PROBLEM STATEMENT: Check every line of the entries for the string "Crear" and return the ones that contain it.

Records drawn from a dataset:
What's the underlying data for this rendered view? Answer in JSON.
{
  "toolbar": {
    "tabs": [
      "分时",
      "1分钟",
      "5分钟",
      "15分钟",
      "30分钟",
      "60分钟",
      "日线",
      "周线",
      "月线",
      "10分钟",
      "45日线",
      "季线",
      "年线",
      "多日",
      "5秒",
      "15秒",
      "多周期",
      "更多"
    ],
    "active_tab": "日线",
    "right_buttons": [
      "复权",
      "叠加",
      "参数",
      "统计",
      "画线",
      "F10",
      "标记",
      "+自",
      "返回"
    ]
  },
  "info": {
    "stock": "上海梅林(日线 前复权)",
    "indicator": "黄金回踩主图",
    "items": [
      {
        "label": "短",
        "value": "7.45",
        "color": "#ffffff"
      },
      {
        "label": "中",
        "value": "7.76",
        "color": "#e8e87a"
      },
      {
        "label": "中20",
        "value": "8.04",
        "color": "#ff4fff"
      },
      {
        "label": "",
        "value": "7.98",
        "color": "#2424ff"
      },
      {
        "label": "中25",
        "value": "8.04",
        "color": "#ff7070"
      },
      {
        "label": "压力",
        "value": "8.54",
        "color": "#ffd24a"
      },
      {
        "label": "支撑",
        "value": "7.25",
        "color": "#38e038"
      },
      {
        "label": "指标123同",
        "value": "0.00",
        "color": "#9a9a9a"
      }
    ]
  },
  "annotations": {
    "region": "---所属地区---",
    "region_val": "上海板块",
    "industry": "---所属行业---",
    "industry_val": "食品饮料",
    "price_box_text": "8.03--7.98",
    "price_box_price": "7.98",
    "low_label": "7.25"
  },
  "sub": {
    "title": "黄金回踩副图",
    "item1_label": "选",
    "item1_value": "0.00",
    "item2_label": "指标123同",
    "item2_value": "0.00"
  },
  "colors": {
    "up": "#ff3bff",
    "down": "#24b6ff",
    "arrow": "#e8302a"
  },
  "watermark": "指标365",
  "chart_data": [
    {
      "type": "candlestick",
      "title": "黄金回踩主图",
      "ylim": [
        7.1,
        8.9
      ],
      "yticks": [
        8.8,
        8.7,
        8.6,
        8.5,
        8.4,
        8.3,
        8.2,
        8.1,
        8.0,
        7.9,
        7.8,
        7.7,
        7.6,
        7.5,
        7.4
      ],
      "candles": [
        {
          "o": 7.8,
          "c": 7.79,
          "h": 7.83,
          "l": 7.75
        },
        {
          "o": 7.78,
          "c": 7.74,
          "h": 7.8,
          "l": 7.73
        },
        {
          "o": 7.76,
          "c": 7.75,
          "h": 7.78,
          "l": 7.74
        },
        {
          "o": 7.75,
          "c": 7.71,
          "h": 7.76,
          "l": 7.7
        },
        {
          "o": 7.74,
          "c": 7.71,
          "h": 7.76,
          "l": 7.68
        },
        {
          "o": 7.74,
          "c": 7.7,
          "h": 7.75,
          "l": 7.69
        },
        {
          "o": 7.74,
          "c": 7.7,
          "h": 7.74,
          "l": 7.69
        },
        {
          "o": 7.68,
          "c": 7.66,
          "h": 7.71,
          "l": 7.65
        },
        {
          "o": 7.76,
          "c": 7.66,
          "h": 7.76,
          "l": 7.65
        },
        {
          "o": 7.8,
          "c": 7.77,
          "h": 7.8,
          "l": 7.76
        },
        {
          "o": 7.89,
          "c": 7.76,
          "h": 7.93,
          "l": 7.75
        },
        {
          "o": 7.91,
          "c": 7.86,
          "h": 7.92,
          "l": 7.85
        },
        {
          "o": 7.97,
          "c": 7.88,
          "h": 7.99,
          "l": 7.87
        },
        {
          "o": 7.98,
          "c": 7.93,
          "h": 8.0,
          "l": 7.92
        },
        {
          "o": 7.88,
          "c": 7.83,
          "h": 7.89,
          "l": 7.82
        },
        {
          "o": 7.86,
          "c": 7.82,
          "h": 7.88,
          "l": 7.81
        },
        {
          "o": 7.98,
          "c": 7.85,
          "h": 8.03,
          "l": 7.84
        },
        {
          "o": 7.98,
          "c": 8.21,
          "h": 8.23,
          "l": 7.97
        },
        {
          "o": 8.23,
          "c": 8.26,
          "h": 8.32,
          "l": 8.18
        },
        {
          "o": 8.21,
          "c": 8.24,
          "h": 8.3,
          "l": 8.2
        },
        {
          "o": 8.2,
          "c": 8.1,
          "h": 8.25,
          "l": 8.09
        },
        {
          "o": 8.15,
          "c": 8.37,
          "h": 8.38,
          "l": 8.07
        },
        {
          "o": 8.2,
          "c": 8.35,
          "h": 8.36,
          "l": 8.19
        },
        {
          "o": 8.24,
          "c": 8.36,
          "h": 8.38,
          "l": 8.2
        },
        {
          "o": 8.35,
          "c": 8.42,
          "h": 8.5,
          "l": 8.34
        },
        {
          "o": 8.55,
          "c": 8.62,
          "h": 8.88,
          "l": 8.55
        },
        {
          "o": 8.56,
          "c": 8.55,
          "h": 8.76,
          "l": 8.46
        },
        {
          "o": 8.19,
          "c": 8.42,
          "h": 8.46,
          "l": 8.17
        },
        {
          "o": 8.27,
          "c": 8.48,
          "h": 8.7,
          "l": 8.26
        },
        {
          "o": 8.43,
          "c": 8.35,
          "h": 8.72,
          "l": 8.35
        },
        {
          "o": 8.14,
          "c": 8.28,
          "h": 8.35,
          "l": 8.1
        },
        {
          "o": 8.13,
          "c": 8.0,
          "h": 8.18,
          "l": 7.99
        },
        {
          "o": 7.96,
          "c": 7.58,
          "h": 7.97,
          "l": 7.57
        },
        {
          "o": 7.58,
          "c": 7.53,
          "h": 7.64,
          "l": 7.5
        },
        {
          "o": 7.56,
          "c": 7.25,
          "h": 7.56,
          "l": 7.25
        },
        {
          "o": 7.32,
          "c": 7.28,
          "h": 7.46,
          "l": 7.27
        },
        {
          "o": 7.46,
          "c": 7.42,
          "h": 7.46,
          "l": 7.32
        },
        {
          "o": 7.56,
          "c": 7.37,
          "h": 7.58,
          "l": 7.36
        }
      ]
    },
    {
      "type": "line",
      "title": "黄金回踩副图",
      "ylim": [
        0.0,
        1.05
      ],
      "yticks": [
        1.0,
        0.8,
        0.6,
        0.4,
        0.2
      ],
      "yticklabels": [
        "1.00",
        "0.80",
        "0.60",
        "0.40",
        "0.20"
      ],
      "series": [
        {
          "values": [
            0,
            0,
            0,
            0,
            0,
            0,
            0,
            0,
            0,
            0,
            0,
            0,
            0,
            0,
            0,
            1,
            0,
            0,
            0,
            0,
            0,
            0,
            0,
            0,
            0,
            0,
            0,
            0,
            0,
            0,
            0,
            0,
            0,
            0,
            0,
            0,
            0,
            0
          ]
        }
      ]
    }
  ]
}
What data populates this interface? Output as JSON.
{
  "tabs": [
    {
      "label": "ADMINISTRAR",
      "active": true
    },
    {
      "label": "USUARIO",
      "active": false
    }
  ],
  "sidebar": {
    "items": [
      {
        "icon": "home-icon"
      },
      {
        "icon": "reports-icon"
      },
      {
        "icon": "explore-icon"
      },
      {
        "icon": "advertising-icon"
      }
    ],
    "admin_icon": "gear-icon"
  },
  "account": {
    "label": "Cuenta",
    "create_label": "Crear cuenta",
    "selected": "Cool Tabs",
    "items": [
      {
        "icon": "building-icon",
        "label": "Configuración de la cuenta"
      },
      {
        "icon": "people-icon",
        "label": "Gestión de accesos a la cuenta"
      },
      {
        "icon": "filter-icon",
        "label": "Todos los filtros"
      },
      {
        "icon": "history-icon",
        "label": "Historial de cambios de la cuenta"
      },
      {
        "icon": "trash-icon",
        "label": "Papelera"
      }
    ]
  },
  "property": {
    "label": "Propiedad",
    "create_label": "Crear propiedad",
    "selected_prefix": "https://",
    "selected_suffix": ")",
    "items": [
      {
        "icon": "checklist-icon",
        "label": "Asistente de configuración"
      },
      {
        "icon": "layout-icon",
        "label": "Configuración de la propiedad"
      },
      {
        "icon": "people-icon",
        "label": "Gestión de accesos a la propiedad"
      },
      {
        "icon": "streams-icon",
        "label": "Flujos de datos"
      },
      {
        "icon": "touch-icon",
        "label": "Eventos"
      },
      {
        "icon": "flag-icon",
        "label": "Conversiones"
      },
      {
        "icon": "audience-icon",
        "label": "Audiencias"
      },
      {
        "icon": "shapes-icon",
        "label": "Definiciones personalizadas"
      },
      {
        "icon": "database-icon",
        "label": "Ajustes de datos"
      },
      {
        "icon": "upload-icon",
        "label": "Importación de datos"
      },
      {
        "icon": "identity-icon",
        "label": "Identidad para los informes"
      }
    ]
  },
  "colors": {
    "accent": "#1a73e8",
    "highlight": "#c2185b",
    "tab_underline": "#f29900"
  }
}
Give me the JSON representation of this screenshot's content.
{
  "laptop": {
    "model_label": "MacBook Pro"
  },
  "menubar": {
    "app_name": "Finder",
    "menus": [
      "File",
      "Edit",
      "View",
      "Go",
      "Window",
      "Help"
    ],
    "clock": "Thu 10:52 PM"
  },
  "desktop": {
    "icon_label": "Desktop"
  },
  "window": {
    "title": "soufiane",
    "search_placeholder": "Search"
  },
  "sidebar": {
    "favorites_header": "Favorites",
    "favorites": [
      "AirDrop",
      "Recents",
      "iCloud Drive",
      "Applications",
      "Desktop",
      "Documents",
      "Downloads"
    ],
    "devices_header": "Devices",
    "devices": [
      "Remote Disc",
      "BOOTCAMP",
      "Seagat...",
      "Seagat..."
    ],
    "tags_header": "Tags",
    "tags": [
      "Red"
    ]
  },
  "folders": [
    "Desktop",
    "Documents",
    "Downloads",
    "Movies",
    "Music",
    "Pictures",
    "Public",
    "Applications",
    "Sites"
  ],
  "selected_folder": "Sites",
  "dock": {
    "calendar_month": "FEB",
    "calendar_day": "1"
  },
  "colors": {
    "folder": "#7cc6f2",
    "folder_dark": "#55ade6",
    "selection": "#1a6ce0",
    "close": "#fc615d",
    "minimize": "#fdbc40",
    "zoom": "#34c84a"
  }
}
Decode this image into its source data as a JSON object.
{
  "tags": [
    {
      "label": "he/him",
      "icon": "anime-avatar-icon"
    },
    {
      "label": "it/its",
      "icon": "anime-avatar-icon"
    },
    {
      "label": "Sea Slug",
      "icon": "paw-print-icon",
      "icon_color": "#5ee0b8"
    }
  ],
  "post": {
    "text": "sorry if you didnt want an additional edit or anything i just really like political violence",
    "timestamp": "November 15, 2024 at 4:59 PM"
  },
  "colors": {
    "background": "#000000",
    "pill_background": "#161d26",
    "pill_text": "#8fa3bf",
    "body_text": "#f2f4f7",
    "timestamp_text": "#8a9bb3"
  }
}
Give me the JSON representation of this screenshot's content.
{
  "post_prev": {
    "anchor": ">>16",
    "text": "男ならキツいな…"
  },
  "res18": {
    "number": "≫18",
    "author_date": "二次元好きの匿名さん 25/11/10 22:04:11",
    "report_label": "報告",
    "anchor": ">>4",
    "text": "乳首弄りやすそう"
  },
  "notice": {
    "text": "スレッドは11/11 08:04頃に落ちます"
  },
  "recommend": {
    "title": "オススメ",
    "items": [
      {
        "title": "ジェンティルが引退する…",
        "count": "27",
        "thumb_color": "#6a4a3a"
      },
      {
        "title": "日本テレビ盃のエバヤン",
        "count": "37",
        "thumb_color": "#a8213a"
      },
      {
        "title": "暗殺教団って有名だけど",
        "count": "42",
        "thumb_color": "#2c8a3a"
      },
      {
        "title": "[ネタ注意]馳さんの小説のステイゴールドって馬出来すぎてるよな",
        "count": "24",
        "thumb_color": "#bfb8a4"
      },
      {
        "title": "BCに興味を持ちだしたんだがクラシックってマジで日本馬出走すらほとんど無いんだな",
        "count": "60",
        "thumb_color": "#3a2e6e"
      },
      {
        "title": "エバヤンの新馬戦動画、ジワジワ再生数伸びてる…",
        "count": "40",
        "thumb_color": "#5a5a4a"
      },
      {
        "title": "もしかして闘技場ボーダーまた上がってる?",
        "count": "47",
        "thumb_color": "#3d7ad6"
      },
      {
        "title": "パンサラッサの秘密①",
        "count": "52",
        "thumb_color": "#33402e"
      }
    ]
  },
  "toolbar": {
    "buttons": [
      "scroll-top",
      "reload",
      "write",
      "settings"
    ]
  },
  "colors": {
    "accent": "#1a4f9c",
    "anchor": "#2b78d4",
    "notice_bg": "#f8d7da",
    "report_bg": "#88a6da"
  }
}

TASK ANSWER:
    "create_label": "Crear cuenta",
    "create_label": "Crear propiedad",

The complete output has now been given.